Dying For It Star Clea Lewis on the 7 Things She’s Living For Right Now
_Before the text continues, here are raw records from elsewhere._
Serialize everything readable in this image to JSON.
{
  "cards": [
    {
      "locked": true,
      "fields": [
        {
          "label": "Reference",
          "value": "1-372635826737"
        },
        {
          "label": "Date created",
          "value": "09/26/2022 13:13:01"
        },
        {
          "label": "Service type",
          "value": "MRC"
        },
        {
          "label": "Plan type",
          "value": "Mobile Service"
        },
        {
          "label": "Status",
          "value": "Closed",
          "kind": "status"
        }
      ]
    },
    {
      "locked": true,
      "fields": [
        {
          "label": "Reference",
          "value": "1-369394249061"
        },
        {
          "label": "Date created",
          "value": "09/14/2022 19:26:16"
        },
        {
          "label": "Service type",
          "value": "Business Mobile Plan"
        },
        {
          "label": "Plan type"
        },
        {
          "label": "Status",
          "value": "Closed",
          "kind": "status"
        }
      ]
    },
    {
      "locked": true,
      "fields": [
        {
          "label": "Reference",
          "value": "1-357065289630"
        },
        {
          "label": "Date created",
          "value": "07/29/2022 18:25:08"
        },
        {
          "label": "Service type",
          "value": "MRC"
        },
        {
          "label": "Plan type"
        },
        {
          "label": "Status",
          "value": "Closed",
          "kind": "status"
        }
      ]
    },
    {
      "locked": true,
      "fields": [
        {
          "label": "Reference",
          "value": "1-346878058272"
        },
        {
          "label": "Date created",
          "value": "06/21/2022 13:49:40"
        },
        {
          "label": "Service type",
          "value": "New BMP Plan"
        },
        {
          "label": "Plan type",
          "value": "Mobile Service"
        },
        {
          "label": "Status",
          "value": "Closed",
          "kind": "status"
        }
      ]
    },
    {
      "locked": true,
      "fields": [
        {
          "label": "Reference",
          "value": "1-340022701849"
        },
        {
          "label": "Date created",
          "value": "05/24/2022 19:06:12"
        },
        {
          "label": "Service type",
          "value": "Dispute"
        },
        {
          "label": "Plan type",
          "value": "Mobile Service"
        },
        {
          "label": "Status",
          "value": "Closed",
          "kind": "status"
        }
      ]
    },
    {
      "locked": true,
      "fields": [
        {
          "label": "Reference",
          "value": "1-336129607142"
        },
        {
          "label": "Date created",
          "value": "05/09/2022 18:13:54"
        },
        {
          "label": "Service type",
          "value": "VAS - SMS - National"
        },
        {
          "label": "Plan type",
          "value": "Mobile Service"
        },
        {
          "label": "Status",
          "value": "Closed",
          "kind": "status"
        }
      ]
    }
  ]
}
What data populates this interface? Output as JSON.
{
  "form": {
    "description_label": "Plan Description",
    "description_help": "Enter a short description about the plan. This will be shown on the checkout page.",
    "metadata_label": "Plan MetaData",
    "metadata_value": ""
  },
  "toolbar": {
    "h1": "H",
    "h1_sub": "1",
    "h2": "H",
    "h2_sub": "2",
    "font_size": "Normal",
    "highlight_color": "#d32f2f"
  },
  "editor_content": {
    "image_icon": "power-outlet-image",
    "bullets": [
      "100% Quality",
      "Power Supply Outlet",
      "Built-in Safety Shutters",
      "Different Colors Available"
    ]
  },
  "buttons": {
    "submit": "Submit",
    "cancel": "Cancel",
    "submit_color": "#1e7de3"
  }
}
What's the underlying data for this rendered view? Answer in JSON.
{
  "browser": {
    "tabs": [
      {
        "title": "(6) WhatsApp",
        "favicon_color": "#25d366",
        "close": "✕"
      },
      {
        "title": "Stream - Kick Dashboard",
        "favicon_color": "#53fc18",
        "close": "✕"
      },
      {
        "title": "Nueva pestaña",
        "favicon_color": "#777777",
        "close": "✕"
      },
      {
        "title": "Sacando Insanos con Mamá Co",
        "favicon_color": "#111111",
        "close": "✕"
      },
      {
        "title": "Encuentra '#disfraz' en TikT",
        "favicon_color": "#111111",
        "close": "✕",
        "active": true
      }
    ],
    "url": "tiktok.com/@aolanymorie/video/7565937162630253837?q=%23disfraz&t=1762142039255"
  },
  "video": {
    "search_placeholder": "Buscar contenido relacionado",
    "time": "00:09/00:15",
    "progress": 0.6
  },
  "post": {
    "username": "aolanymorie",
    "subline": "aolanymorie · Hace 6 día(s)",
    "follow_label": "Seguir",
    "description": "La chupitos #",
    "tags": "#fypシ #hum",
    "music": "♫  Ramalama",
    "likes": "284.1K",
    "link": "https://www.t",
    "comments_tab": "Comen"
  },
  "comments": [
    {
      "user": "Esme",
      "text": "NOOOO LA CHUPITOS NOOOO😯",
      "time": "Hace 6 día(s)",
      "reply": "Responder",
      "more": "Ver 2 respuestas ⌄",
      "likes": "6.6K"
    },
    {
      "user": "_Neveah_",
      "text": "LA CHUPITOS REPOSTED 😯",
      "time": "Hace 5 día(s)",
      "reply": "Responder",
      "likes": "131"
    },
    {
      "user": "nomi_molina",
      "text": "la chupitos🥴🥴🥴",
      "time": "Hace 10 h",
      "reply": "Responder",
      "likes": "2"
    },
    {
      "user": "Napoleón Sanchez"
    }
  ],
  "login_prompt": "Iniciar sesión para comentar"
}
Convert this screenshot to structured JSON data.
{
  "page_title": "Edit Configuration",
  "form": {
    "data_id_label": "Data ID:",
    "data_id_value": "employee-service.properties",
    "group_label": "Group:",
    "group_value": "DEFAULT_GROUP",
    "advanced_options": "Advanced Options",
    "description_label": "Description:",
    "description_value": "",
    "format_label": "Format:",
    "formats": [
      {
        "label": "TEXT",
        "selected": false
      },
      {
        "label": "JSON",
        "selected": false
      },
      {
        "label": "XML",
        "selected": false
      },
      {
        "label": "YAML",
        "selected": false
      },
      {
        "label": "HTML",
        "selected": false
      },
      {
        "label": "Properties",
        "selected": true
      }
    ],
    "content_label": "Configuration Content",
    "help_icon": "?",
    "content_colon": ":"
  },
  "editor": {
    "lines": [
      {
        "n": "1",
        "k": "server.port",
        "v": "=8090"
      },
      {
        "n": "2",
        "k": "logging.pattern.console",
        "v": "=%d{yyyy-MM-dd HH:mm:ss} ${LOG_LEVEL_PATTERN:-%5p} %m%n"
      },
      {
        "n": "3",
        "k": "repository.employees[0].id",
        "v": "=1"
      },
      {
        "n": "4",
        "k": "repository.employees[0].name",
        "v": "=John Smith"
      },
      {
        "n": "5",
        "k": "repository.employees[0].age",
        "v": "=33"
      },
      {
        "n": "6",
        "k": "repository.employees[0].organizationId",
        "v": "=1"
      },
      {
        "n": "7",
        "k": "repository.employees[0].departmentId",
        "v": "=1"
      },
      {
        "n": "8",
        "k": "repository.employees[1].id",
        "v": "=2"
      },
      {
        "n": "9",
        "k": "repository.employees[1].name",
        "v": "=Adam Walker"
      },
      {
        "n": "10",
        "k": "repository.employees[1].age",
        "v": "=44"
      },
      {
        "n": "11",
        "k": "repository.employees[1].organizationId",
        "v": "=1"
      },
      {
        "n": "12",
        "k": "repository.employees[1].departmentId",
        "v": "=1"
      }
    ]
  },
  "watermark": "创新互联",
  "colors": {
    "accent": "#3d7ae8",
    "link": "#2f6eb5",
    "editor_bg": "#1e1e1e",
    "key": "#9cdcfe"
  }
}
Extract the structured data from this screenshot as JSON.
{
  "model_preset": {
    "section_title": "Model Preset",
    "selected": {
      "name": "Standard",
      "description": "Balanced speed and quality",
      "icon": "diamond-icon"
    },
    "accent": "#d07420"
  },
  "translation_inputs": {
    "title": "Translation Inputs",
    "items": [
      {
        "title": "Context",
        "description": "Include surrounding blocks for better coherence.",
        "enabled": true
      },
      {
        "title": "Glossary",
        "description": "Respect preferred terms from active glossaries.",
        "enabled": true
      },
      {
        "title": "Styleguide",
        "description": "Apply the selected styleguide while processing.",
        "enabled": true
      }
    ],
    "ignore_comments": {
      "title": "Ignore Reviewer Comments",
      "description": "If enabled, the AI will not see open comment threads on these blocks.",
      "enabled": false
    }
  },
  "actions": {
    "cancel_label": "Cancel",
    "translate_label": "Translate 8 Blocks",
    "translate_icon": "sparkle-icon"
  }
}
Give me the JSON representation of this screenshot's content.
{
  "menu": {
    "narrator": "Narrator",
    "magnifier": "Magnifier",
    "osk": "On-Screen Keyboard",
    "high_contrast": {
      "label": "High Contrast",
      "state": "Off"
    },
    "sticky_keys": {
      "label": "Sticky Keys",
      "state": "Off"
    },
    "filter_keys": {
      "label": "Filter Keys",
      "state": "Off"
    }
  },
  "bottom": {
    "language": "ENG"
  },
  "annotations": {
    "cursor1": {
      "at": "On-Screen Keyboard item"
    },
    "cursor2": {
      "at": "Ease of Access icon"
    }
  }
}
first_imgClea Lewis has been cracking us up on stage and screen for years, including five seasons as Ellen’s pal Audrey on TV’s Ellen, a stint on Broadway in Absurd Person Singular and more. Now she’s keeping the gags coming as the “unapologetically narcissistic and self-obsessed” Kleopatra Maximovna in Dying For It at the Atlantic Theater Company, opening January 8, 2015. Broadway.com asked the star to share the seven things she’s absolutely living for while starring in the riotous new adaptation of the Soviet-era comedy The Suicide by Moira Buffini. 7. PLAYING THE IT-GIRL OF THE RUSSIAN SLUMS Inhabiting Kleopatra is a blast. She is so unapologetically narcissistic and self-obsessed, which is of course fun to indulge in. But she is also truly passionate and a romantic at heart. I am hoping to help bring purple eye shadow back into vogue. 1. MoMA Iʼm a member, so I try to swing through whenever I am in Midtown. I am currently obsessed with the Matisse cut-outs, the colors are astonishing! The sculpture garden used to be a great place to flirt, but now everyoneʼs on their iphones. Show Closed This production ended its run on Jan. 18, 2015 View Comments 5. ANYTHING TYPEWRITER My husband just wrote a childrenʼs book about an old typewriter, called The Lonely Typewriter. They are so beautiful and sturdy. When I worked on Woody Allenʼs Writerʼs Block, also at the Atlantic Theater, our poster was a photograph of the actual typewriter Woody used to write the play! Related Showscenter_img 3. SNOW DAYS I love cold weather and snow. Iʼm the only one who didnʼt complain last year when we got 30 inches. I complain all summer long, and then when the temperature dips below 50 I feel so much better. I live for when my kids get a snow day and we drink hot cocoa for breakfast and go sledding in Riverside Park. 4. THE AMTRAK TRAIN TO MONTREAL We go every year to visit my brother. It goes all the way from Penn Station to Central Station in Montreal and it takes 10 hours! We donʼt bring any electronics, we just read, play cards, and go for Cokes and chips in the dining car. 6. THE RUSSIAN SAMOVAR RESTAURANT I love having an excuse to go drink infused-vodka martinis at this old-school Theater District restaurant and bar. Itʼs so good for getting into character! I like the lemon, and when Iʼm feeling spicy the horseradish. 2. THE 10-PERSON DINNER PARTY I like to smush people around the table. Itʼs a great way to catch up with friends, and to introduce interesting combinations of people. I always just do a big one-pot dish, a green salad, and a baguette. Then I buy cookies for dessert. Dying For Itlast_img read more